N2 - Summary of background data: Previous work has demonstrated the efficacy of lumbar pedicle screw hook rod (PSHR) techniques and the Buck screw in the stabilization of spondylolysis. The mechanical behavior of lower profile cervical implants used to create PSHR, hybrid cable plate constructs, and titanium miniplating has not previously been described. Methods: Calf lumbar spines (L2-L6) were utilized for testing (n=27) Intervertebral rotation was measured in the intact spines across the L4-5 segment before and after creation of bilateral pars interarticularis defects. Defects were then stabilized with one of three repair techniques, PSHR, miniplate, or cable plate (CP) constructs. (n=9) A 5-Nm load was applied in flexion-extension, lateral bending and axial rotation. Fracture displacement was measured under flexion-extension and lateral bending modes. Results: Osteotomy of the pars interarticularis increased intervertebral rotation from 4.6° to 9.2° (P<.05). The three techniques of repair reduced intervertebral rotation without statistical superiority of one method. In lateral bending the miniplate was most effective in reducing pars defect displacement (0.6mm, P<0.05). Although, the miniplate provided lower defect displacement in flexion-extension and axial rotation, these differences were not statistically significant. Conclusions: Bilateral miniplate fixation demonstrates superiority in restoring stability in lateral bending as compared to pedicle screw hook rod techniques and cable plate constructs. In flexion-extension and axial rotation, it was as effective as a PSHR method. Consideration of anatomic plate designs warrants consideration. Level of evidence: IV.

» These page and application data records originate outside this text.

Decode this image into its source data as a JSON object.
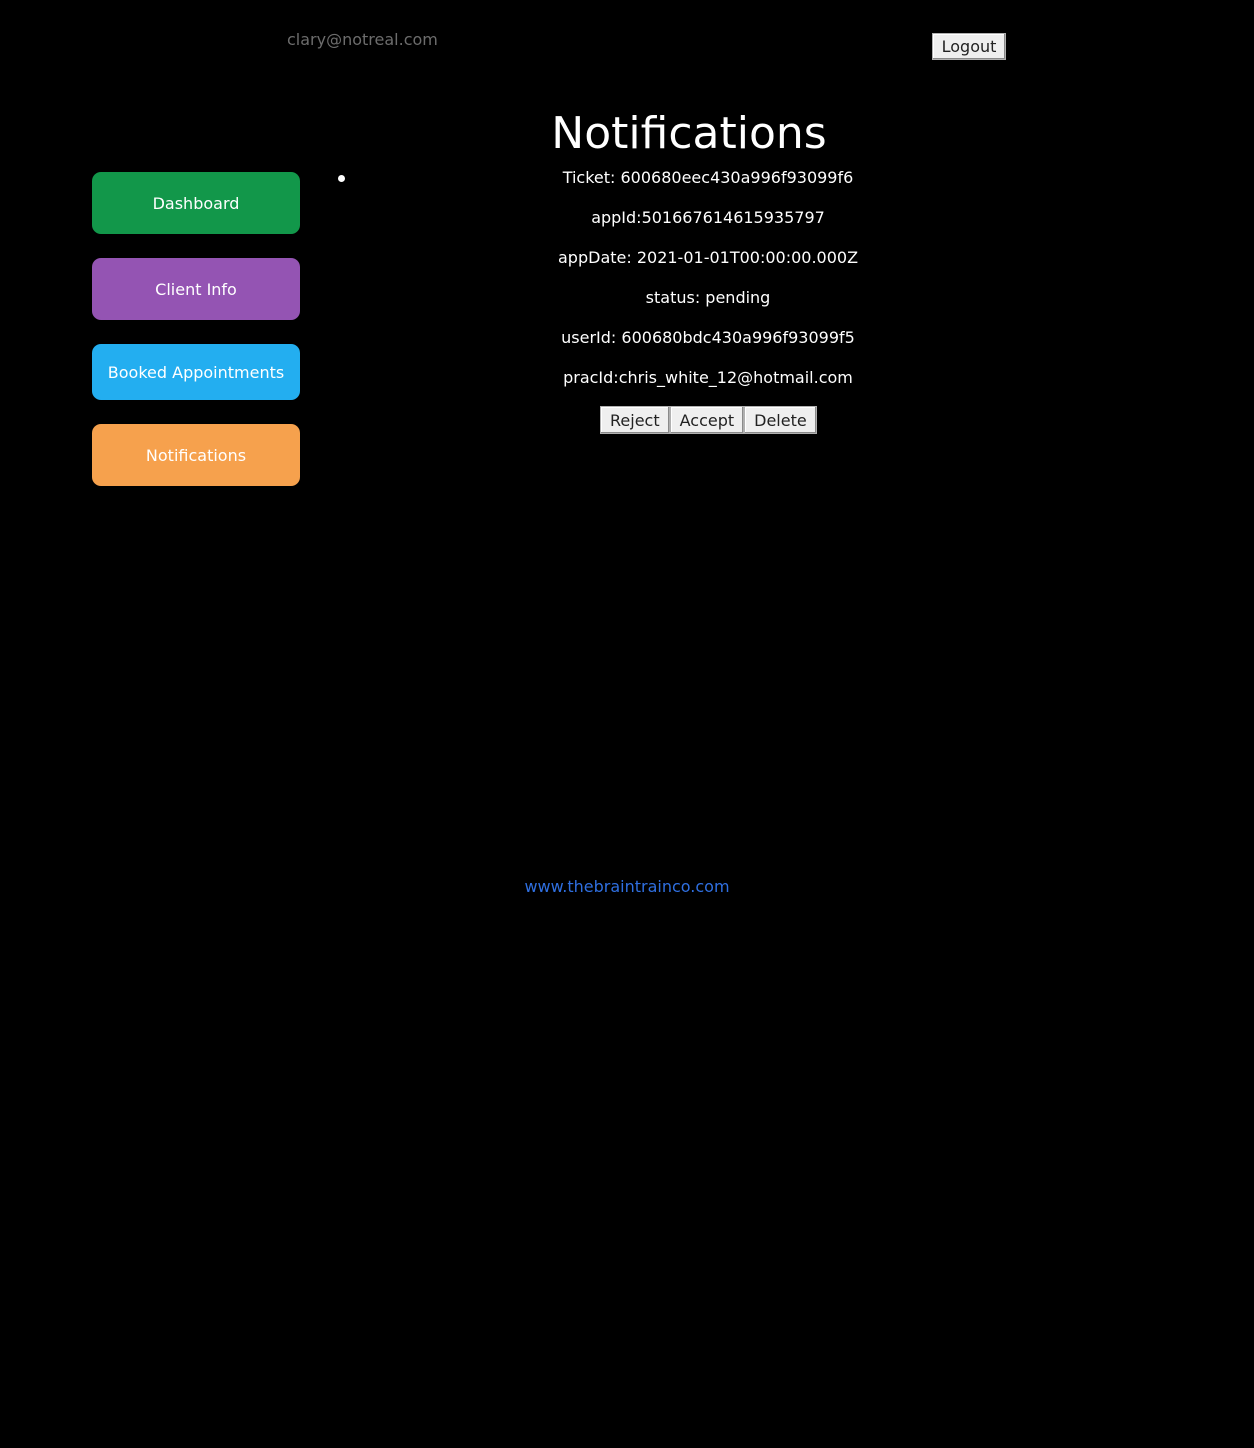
{
  "header": {
    "user_email": "clary@notreal.com",
    "logout_label": "Logout"
  },
  "sidebar": {
    "items": [
      {
        "label": "Dashboard",
        "color": "#12974a"
      },
      {
        "label": "Client Info",
        "color": "#9454b3"
      },
      {
        "label": "Booked Appointments",
        "color": "#23aef0"
      },
      {
        "label": "Notifications",
        "color": "#f6a14d"
      }
    ]
  },
  "main": {
    "title": "Notifications",
    "notification": {
      "ticket": "Ticket: 600680eec430a996f93099f6",
      "app_id": "appId:501667614615935797",
      "app_date": "appDate: 2021-01-01T00:00:00.000Z",
      "status": "status: pending",
      "user_id": "userId: 600680bdc430a996f93099f5",
      "prac_id": "pracId:chris_white_12@hotmail.com",
      "actions": {
        "reject_label": "Reject",
        "accept_label": "Accept",
        "delete_label": "Delete"
      }
    }
  },
  "footer": {
    "link_text": "www.thebraintrainco.com"
  }
}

AB - Summary of background data: Previous work has demonstrated the efficacy of lumbar pedicle screw hook rod (PSHR) techniques and the Buck screw in the stabilization of spondylolysis. The mechanical behavior of lower profile cervical implants used to create PSHR, hybrid cable plate constructs, and titanium miniplating has not previously been described. Methods: Calf lumbar spines (L2-L6) were utilized for testing (n=27) Intervertebral rotation was measured in the intact spines across the L4-5 segment before and after creation of bilateral pars interarticularis defects. Defects were then stabilized with one of three repair techniques, PSHR, miniplate, or cable plate (CP) constructs. (n=9) A 5-Nm load was applied in flexion-extension, lateral bending and axial rotation. Fracture displacement was measured under flexion-extension and lateral bending modes. Results: Osteotomy of the pars interarticularis increased intervertebral rotation from 4.6° to 9.2° (P<.05). The three techniques of repair reduced intervertebral rotation without statistical superiority of one method. In lateral bending the miniplate was most effective in reducing pars defect displacement (0.6mm, P<0.05). Although, the miniplate provided lower defect displacement in flexion-extension and axial rotation, these differences were not statistically significant. Conclusions: Bilateral miniplate fixation demonstrates superiority in restoring stability in lateral bending as compared to pedicle screw hook rod techniques and cable plate constructs. In flexion-extension and axial rotation, it was as effective as a PSHR method. Consideration of anatomic plate designs warrants consideration. Level of evidence: IV.

KW - Biomechanical testing

KW - Isthmus repair

KW - Pars interarticularis

KW - Spinal stability

KW - Spondylolysis

UR - http://www.scopus.com/inward/record.url?scp=84873261443&partnerID=8YFLogxK

UR - http://www.scopus.com/inward/citedby.url?scp=84873261443&partnerID=8YFLogxK

U2 - 10.1016/j.otsr.2012.10.011

DO - 10.1016/j.otsr.2012.10.011

M3 - Article

VL - 99

SP - 66

EP - 71

JO - Orthopaedics and Traumatology: Surgery and Research

JF - Orthopaedics and Traumatology: Surgery and Research

SN - 1877-0568

IS - 1

ER -